> [Task objective]: All entries are to be copied verbatim, while the pictures stay out.

Data entries:
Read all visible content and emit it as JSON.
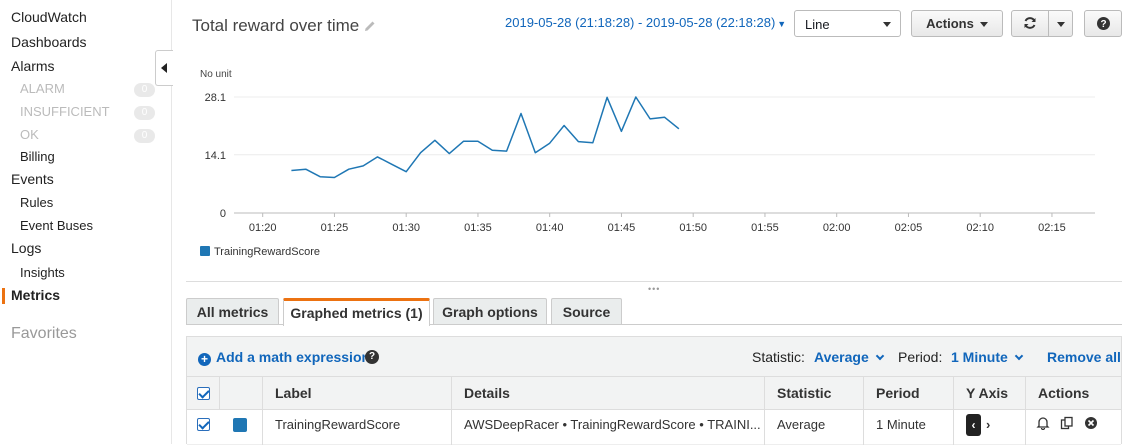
{
  "sidebar": {
    "items": [
      {
        "label": "CloudWatch"
      },
      {
        "label": "Dashboards"
      },
      {
        "label": "Alarms"
      },
      {
        "label": "ALARM",
        "count": "0"
      },
      {
        "label": "INSUFFICIENT",
        "count": "0"
      },
      {
        "label": "OK",
        "count": "0"
      },
      {
        "label": "Billing"
      },
      {
        "label": "Events"
      },
      {
        "label": "Rules"
      },
      {
        "label": "Event Buses"
      },
      {
        "label": "Logs"
      },
      {
        "label": "Insights"
      },
      {
        "label": "Metrics",
        "active": true
      }
    ],
    "favorites": "Favorites",
    "active_color": "#ec7211"
  },
  "header": {
    "title": "Total reward over time",
    "date_range": "2019-05-28 (21:18:28) - 2019-05-28 (22:18:28)",
    "chart_type": "Line",
    "actions_label": "Actions",
    "icons": [
      "pencil-icon",
      "refresh-icon",
      "question-icon"
    ]
  },
  "chart_data": {
    "type": "line",
    "unit_label": "No unit",
    "x_ticks": [
      "01:20",
      "01:25",
      "01:30",
      "01:35",
      "01:40",
      "01:45",
      "01:50",
      "01:55",
      "02:00",
      "02:05",
      "02:10",
      "02:15"
    ],
    "y_ticks": [
      "0",
      "14.1",
      "28.1"
    ],
    "ylim": [
      0,
      28.1
    ],
    "xlim": [
      "01:18",
      "02:18"
    ],
    "grid": true,
    "legend_position": "bottom-left",
    "series": [
      {
        "name": "TrainingRewardScore",
        "color": "#1f77b4",
        "x": [
          "01:22",
          "01:23",
          "01:24",
          "01:25",
          "01:26",
          "01:27",
          "01:28",
          "01:29",
          "01:30",
          "01:31",
          "01:32",
          "01:33",
          "01:34",
          "01:35",
          "01:36",
          "01:37",
          "01:38",
          "01:39",
          "01:40",
          "01:41",
          "01:42",
          "01:43",
          "01:44",
          "01:45",
          "01:46",
          "01:47",
          "01:48",
          "01:49"
        ],
        "values": [
          10.3,
          10.6,
          8.8,
          8.6,
          10.6,
          11.4,
          13.6,
          11.8,
          10.0,
          14.6,
          17.6,
          14.4,
          17.4,
          17.4,
          15.2,
          15.0,
          24.1,
          14.6,
          16.9,
          21.2,
          17.3,
          17.0,
          28.0,
          19.8,
          28.1,
          22.8,
          23.2,
          20.4
        ]
      }
    ]
  },
  "tabs": [
    {
      "label": "All metrics"
    },
    {
      "label": "Graphed metrics (1)",
      "active": true
    },
    {
      "label": "Graph options"
    },
    {
      "label": "Source"
    }
  ],
  "toolbar": {
    "add_math": "Add a math expression",
    "statistic_label": "Statistic:",
    "statistic_value": "Average",
    "period_label": "Period:",
    "period_value": "1 Minute",
    "remove_all": "Remove all"
  },
  "table": {
    "columns": [
      "Label",
      "Details",
      "Statistic",
      "Period",
      "Y Axis",
      "Actions"
    ],
    "rows": [
      {
        "checked": true,
        "color": "#1f77b4",
        "label": "TrainingRewardScore",
        "details": "AWSDeepRacer • TrainingRewardScore • TRAINI...",
        "statistic": "Average",
        "period": "1 Minute",
        "y_axis": "left"
      }
    ]
  }
}
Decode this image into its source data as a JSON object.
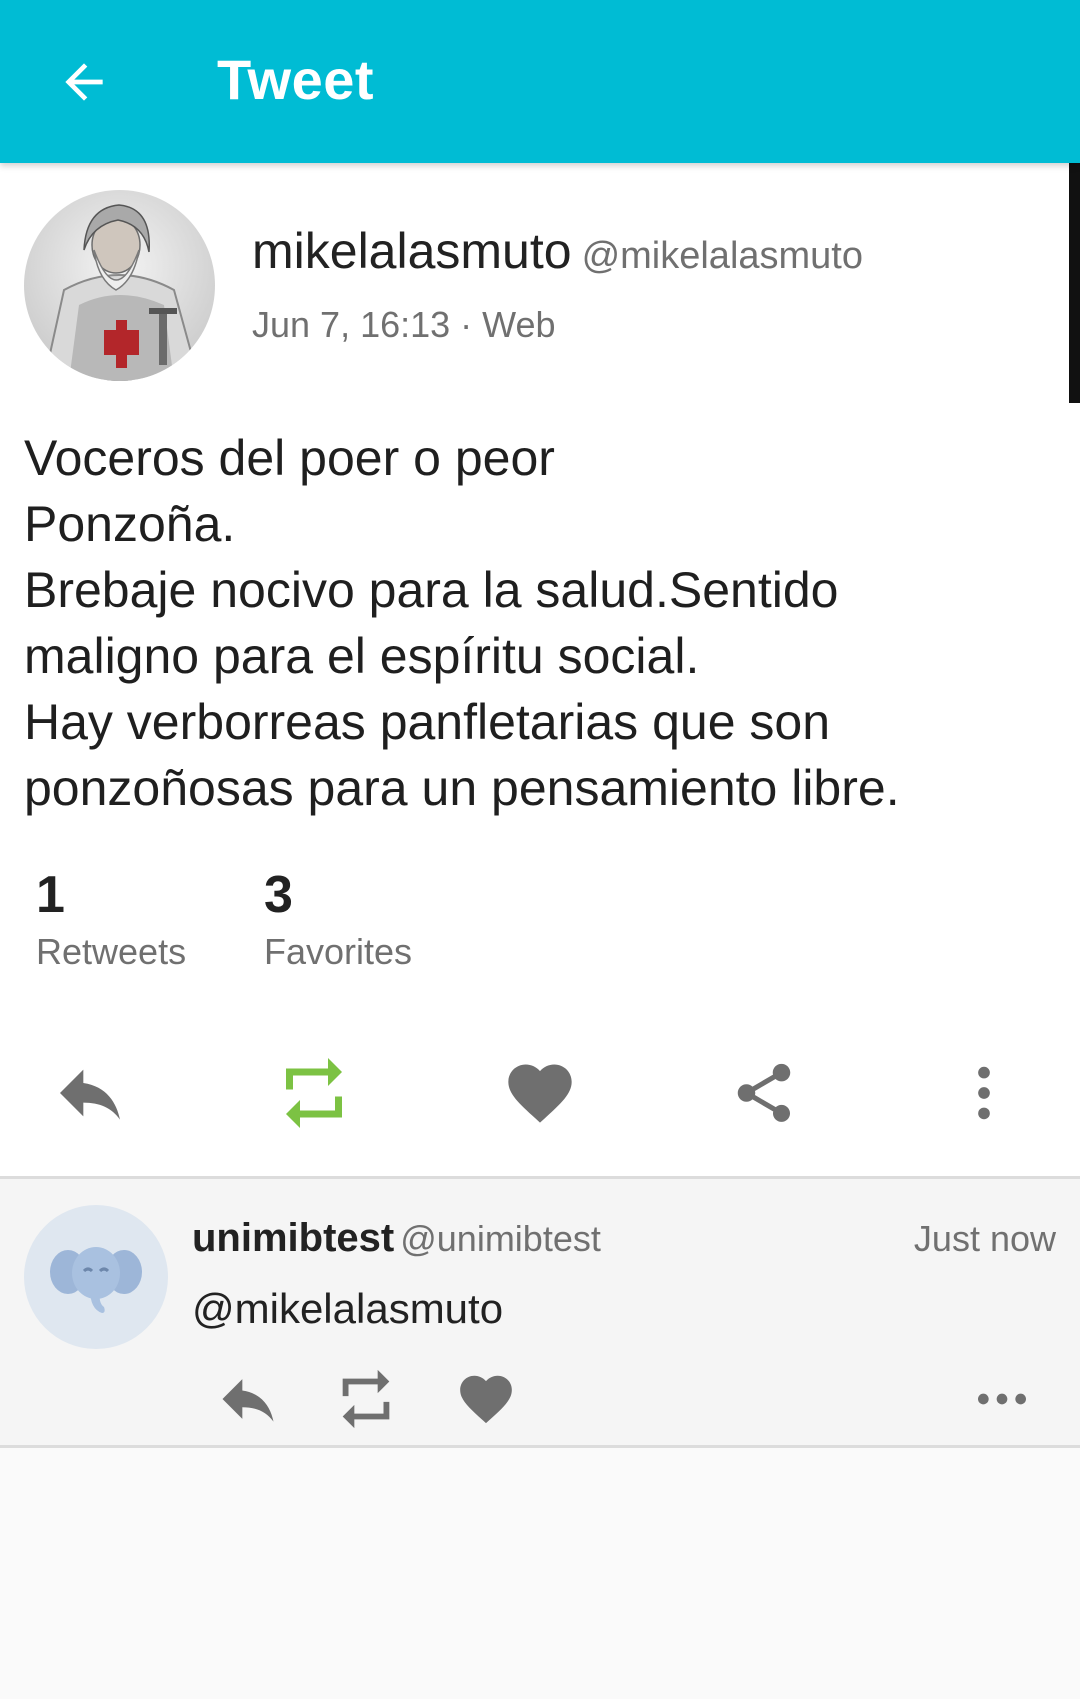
{
  "appbar": {
    "title": "Tweet",
    "background_color": "#00bcd4",
    "back_icon": "arrow-back-icon"
  },
  "tweet": {
    "author_name": "mikelalasmuto",
    "author_handle": "@mikelalasmuto",
    "meta": "Jun 7, 16:13 · Web",
    "text_lines": [
      "Voceros del poer o peor",
      "Ponzoña.",
      "Brebaje nocivo para la salud.Sentido",
      "maligno para el espíritu social.",
      "Hay verborreas panfletarias que son",
      "ponzoñosas para un pensamiento libre."
    ],
    "stats": {
      "retweets_count": "1",
      "retweets_label": "Retweets",
      "favorites_count": "3",
      "favorites_label": "Favorites"
    },
    "actions": [
      {
        "name": "reply-icon",
        "color": "#6f6f6f"
      },
      {
        "name": "retweet-icon",
        "color": "#7cc243",
        "active": true
      },
      {
        "name": "heart-icon",
        "color": "#6f6f6f"
      },
      {
        "name": "share-icon",
        "color": "#6f6f6f"
      },
      {
        "name": "more-vertical-icon",
        "color": "#6f6f6f"
      }
    ]
  },
  "reply": {
    "author_name": "unimibtest",
    "author_handle": "@unimibtest",
    "time": "Just now",
    "text": "@mikelalasmuto",
    "avatar_icon": "elephant-icon",
    "actions": [
      {
        "name": "reply-icon"
      },
      {
        "name": "retweet-icon"
      },
      {
        "name": "heart-icon"
      },
      {
        "name": "more-horizontal-icon"
      }
    ]
  }
}
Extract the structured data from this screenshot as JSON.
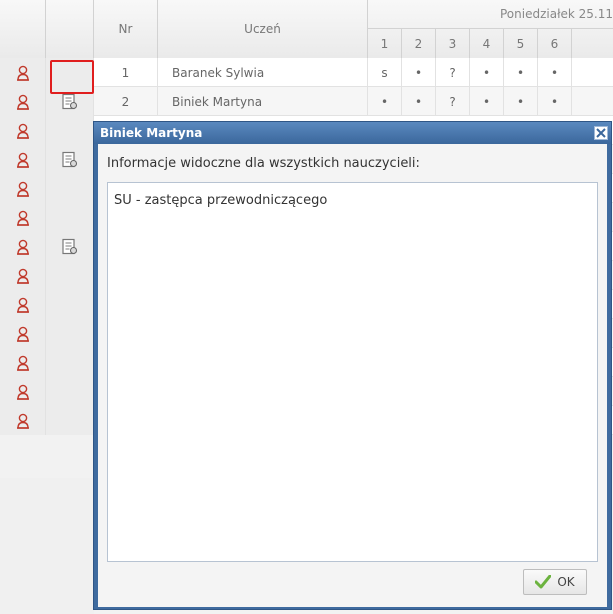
{
  "header": {
    "nr_label": "Nr",
    "student_label": "Uczeń",
    "day_title": "Poniedziałek 25.11",
    "lesson_numbers": [
      "1",
      "2",
      "3",
      "4",
      "5",
      "6"
    ]
  },
  "rows": [
    {
      "nr": "1",
      "name": "Baranek Sylwia",
      "marks": [
        "s",
        "•",
        "?",
        "•",
        "•",
        "•"
      ],
      "has_note": false
    },
    {
      "nr": "2",
      "name": "Biniek Martyna",
      "marks": [
        "•",
        "•",
        "?",
        "•",
        "•",
        "•"
      ],
      "has_note": true
    },
    {
      "has_note": false
    },
    {
      "has_note": true
    },
    {
      "has_note": false
    },
    {
      "has_note": false
    },
    {
      "has_note": true
    },
    {
      "has_note": false
    },
    {
      "has_note": false
    },
    {
      "has_note": false
    },
    {
      "has_note": false
    },
    {
      "has_note": false
    },
    {
      "has_note": false
    }
  ],
  "dialog": {
    "title": "Biniek Martyna",
    "label": "Informacje widoczne dla wszystkich nauczycieli:",
    "text": "SU - zastępca przewodniczącego",
    "ok_label": "OK"
  },
  "colors": {
    "dialog_frame": "#3f6b9f",
    "highlight": "#e01e1e",
    "user_icon": "#c0392b",
    "ok_check": "#6cb33f"
  },
  "icons": [
    "user-icon",
    "note-icon",
    "close-icon",
    "checkmark-icon"
  ]
}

> [Solution to this problem]:
Read all visible content and emit it as JSON.
{
  "sidebar": {
    "items": [
      {
        "label": "CloudWatch"
      },
      {
        "label": "Dashboards"
      },
      {
        "label": "Alarms"
      },
      {
        "label": "ALARM",
        "count": "0"
      },
      {
        "label": "INSUFFICIENT",
        "count": "0"
      },
      {
        "label": "OK",
        "count": "0"
      },
      {
        "label": "Billing"
      },
      {
        "label": "Events"
      },
      {
        "label": "Rules"
      },
      {
        "label": "Event Buses"
      },
      {
        "label": "Logs"
      },
      {
        "label": "Insights"
      },
      {
        "label": "Metrics",
        "active": true
      }
    ],
    "favorites": "Favorites",
    "active_color": "#ec7211"
  },
  "header": {
    "title": "Total reward over time",
    "date_range": "2019-05-28 (21:18:28) - 2019-05-28 (22:18:28)",
    "chart_type": "Line",
    "actions_label": "Actions",
    "icons": [
      "pencil-icon",
      "refresh-icon",
      "question-icon"
    ]
  },
  "chart_data": {
    "type": "line",
    "unit_label": "No unit",
    "x_ticks": [
      "01:20",
      "01:25",
      "01:30",
      "01:35",
      "01:40",
      "01:45",
      "01:50",
      "01:55",
      "02:00",
      "02:05",
      "02:10",
      "02:15"
    ],
    "y_ticks": [
      "0",
      "14.1",
      "28.1"
    ],
    "ylim": [
      0,
      28.1
    ],
    "xlim": [
      "01:18",
      "02:18"
    ],
    "grid": true,
    "legend_position": "bottom-left",
    "series": [
      {
        "name": "TrainingRewardScore",
        "color": "#1f77b4",
        "x": [
          "01:22",
          "01:23",
          "01:24",
          "01:25",
          "01:26",
          "01:27",
          "01:28",
          "01:29",
          "01:30",
          "01:31",
          "01:32",
          "01:33",
          "01:34",
          "01:35",
          "01:36",
          "01:37",
          "01:38",
          "01:39",
          "01:40",
          "01:41",
          "01:42",
          "01:43",
          "01:44",
          "01:45",
          "01:46",
          "01:47",
          "01:48",
          "01:49"
        ],
        "values": [
          10.3,
          10.6,
          8.8,
          8.6,
          10.6,
          11.4,
          13.6,
          11.8,
          10.0,
          14.6,
          17.6,
          14.4,
          17.4,
          17.4,
          15.2,
          15.0,
          24.1,
          14.6,
          16.9,
          21.2,
          17.3,
          17.0,
          28.0,
          19.8,
          28.1,
          22.8,
          23.2,
          20.4
        ]
      }
    ]
  },
  "tabs": [
    {
      "label": "All metrics"
    },
    {
      "label": "Graphed metrics (1)",
      "active": true
    },
    {
      "label": "Graph options"
    },
    {
      "label": "Source"
    }
  ],
  "toolbar": {
    "add_math": "Add a math expression",
    "statistic_label": "Statistic:",
    "statistic_value": "Average",
    "period_label": "Period:",
    "period_value": "1 Minute",
    "remove_all": "Remove all"
  },
  "table": {
    "columns": [
      "Label",
      "Details",
      "Statistic",
      "Period",
      "Y Axis",
      "Actions"
    ],
    "rows": [
      {
        "checked": true,
        "color": "#1f77b4",
        "label": "TrainingRewardScore",
        "details": "AWSDeepRacer • TrainingRewardScore • TRAINI...",
        "statistic": "Average",
        "period": "1 Minute",
        "y_axis": "left"
      }
    ]
  }
}
Decode this image into its source data as a JSON object.
{
  "appbar": {
    "title": "Tweet",
    "background_color": "#00bcd4",
    "back_icon": "arrow-back-icon"
  },
  "tweet": {
    "author_name": "mikelalasmuto",
    "author_handle": "@mikelalasmuto",
    "meta": "Jun 7, 16:13 · Web",
    "text_lines": [
      "Voceros del poer o peor",
      "Ponzoña.",
      "Brebaje nocivo para la salud.Sentido",
      "maligno para el espíritu social.",
      "Hay verborreas panfletarias que son",
      "ponzoñosas para un pensamiento libre."
    ],
    "stats": {
      "retweets_count": "1",
      "retweets_label": "Retweets",
      "favorites_count": "3",
      "favorites_label": "Favorites"
    },
    "actions": [
      {
        "name": "reply-icon",
        "color": "#6f6f6f"
      },
      {
        "name": "retweet-icon",
        "color": "#7cc243",
        "active": true
      },
      {
        "name": "heart-icon",
        "color": "#6f6f6f"
      },
      {
        "name": "share-icon",
        "color": "#6f6f6f"
      },
      {
        "name": "more-vertical-icon",
        "color": "#6f6f6f"
      }
    ]
  },
  "reply": {
    "author_name": "unimibtest",
    "author_handle": "@unimibtest",
    "time": "Just now",
    "text": "@mikelalasmuto",
    "avatar_icon": "elephant-icon",
    "actions": [
      {
        "name": "reply-icon"
      },
      {
        "name": "retweet-icon"
      },
      {
        "name": "heart-icon"
      },
      {
        "name": "more-horizontal-icon"
      }
    ]
  }
}
Extract the structured data from this screenshot as JSON.
{
  "header": {
    "nr_label": "Nr",
    "student_label": "Uczeń",
    "day_title": "Poniedziałek 25.11",
    "lesson_numbers": [
      "1",
      "2",
      "3",
      "4",
      "5",
      "6"
    ]
  },
  "rows": [
    {
      "nr": "1",
      "name": "Baranek Sylwia",
      "marks": [
        "s",
        "•",
        "?",
        "•",
        "•",
        "•"
      ],
      "has_note": false
    },
    {
      "nr": "2",
      "name": "Biniek Martyna",
      "marks": [
        "•",
        "•",
        "?",
        "•",
        "•",
        "•"
      ],
      "has_note": true
    },
    {
      "has_note": false
    },
    {
      "has_note": true
    },
    {
      "has_note": false
    },
    {
      "has_note": false
    },
    {
      "has_note": true
    },
    {
      "has_note": false
    },
    {
      "has_note": false
    },
    {
      "has_note": false
    },
    {
      "has_note": false
    },
    {
      "has_note": false
    },
    {
      "has_note": false
    }
  ],
  "dialog": {
    "title": "Biniek Martyna",
    "label": "Informacje widoczne dla wszystkich nauczycieli:",
    "text": "SU - zastępca przewodniczącego",
    "ok_label": "OK"
  },
  "colors": {
    "dialog_frame": "#3f6b9f",
    "highlight": "#e01e1e",
    "user_icon": "#c0392b",
    "ok_check": "#6cb33f"
  },
  "icons": [
    "user-icon",
    "note-icon",
    "close-icon",
    "checkmark-icon"
  ]
}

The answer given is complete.